Education is regarded as a human right and fundamental to achieving other human rights, such as decent work. Education is essential for developing human potential, and it can help address growing social and economic inequality. However, for many Indigenous populations in the global North, realizing their fullest potential thorough mainstream education is mired with difficulties, and this has had serious implications for employability and livelihoods creation. This paper presents research undertaken in Aotearoa/New Zealand (NZ) where the Taranaki Rugby Football Union (TRFU) has partnered with local education provider Feats to establish the Māori and Pasifika Rugby Academy (MPRA). The purpose of the partnership is to provide an alternative education pathway to increase livelihoods opportunities. Undertaking a capital and livelihoods analysis of the TRFU and Feats partnership has allowed us to see more clearly different aspects of the MPRA program and bring to the fore other features of the learners’ journeys. While the building of human capital through education is important, of greater significance is the cultural and psychological capital that is built through program attendance.
This article provides recommendations for Sport for Development and Peace (SDP) practitioners focused on improving participants’ livelihoods. Practitioners should consider developing programs specifically for previously incarcerated persons that utilize CrossFit or similar fitness-based methods with thoughtful partnerships. Though returning citizens have complicated challenges reentering the job market, fitness-based programs may offer employment opportunities. CrossFit is large, growing, and has low barriers to entry. It supplies the additional benefits of physical activity, a supportive community, and the ability to be replicated easily in different contexts. Grounded in the example of UliftU in Pennsylvania, USA, and its partners, this article highlights an unexplored avenue for SDP programs. The article identifies lessons learned concerning client populations and partnerships and suggests avenues for further study.
Canada is poised to increase the number of migrants arriving annually. Growing attention is being directed toward how sport can be managed in a way that is accessible and inclusive of immigrant populations, as well as how sport can foster new opportunities for migrants to develop connections within their communities. The objectives of this research were to explore broadly the realities of the migrant settlement experience and migrants’ livelihoods in Toronto and the role sport had on these experiences. Using an exploratory case study methodology, this paper explores the participants’ strategies of acculturation and the implications of these strategies for developing social and cultural capital.
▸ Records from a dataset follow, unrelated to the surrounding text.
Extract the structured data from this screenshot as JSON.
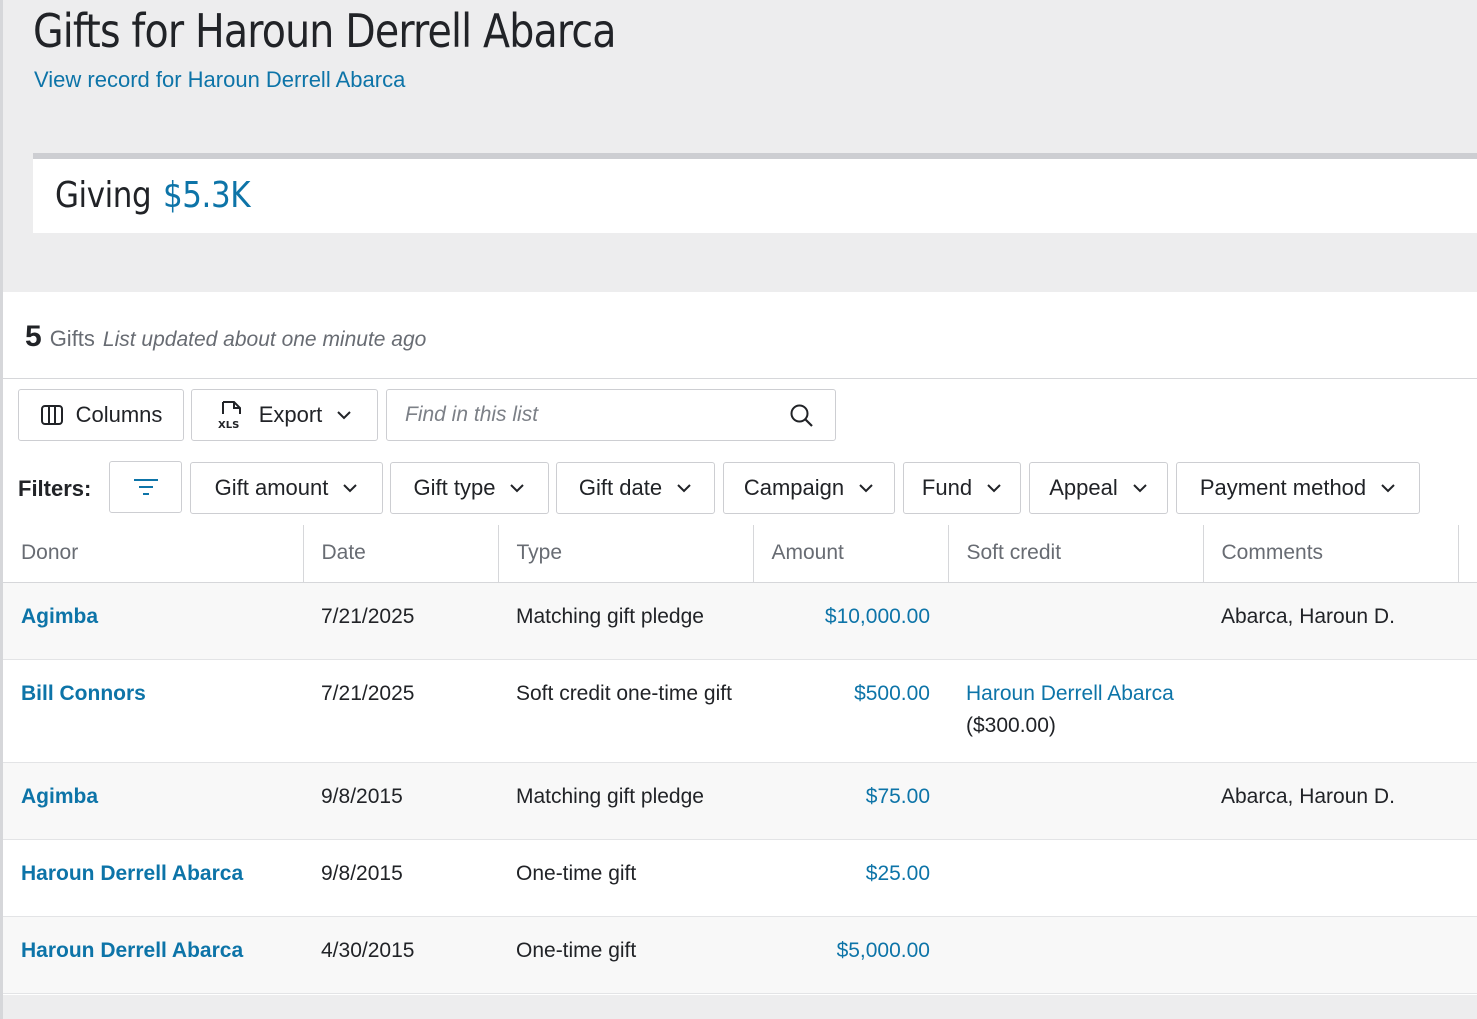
{
  "header": {
    "title": "Gifts for Haroun Derrell Abarca",
    "record_link": "View record for Haroun Derrell Abarca"
  },
  "giving": {
    "label": "Giving",
    "value": "$5.3K"
  },
  "list": {
    "count": "5",
    "count_label": "Gifts",
    "updated_text": "List updated about one minute ago"
  },
  "toolbar": {
    "columns_label": "Columns",
    "export_label": "Export",
    "export_icon_text": "XLS",
    "search_placeholder": "Find in this list"
  },
  "filters": {
    "label": "Filters:",
    "items": [
      "Gift amount",
      "Gift type",
      "Gift date",
      "Campaign",
      "Fund",
      "Appeal",
      "Payment method"
    ]
  },
  "table": {
    "columns": [
      "Donor",
      "Date",
      "Type",
      "Amount",
      "Soft credit",
      "Comments"
    ],
    "rows": [
      {
        "donor": "Agimba",
        "date": "7/21/2025",
        "type": "Matching gift pledge",
        "amount": "$10,000.00",
        "soft_credit_name": "",
        "soft_credit_amount": "",
        "comments": "Abarca, Haroun D."
      },
      {
        "donor": "Bill Connors",
        "date": "7/21/2025",
        "type": "Soft credit one-time gift",
        "amount": "$500.00",
        "soft_credit_name": "Haroun Derrell Abarca",
        "soft_credit_amount": " ($300.00)",
        "comments": ""
      },
      {
        "donor": "Agimba",
        "date": "9/8/2015",
        "type": "Matching gift pledge",
        "amount": "$75.00",
        "soft_credit_name": "",
        "soft_credit_amount": "",
        "comments": "Abarca, Haroun D."
      },
      {
        "donor": "Haroun Derrell Abarca",
        "date": "9/8/2015",
        "type": "One-time gift",
        "amount": "$25.00",
        "soft_credit_name": "",
        "soft_credit_amount": "",
        "comments": ""
      },
      {
        "donor": "Haroun Derrell Abarca",
        "date": "4/30/2015",
        "type": "One-time gift",
        "amount": "$5,000.00",
        "soft_credit_name": "",
        "soft_credit_amount": "",
        "comments": ""
      }
    ]
  },
  "colors": {
    "link": "#0d74a8",
    "text": "#212327",
    "muted": "#686c73",
    "background": "#ededee"
  }
}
Youth sport programming is discussed as having little effect on the financial capacities and livelihoods of migrants. As illustrated within this paper, sport has the ability to facilitate crosscultural relationships and influence acculturation strategies. However, sport-specific cultural capital produced asymmetries in the outcomes of sport participation. While sport may serve a role in developing social outcomes, efforts to improve the access of migrants to employment opportunities within their field of experience, either within or outside of sport contexts, are required to positively affect the livelihoods of migrants.
The JSFD editorial board is seeking expressions of interest for a new video editor to commence in September 2020. We welcome applications from all interested and suitably qualified parties. JSFD is looking to incorporate multimedia content, including video and audio interviews, vignettes, and other content, into JSFD channels. The video editor is responsible for preparing video/podcast announcements, abstracts, interviews, and content for publication on the JSFD website.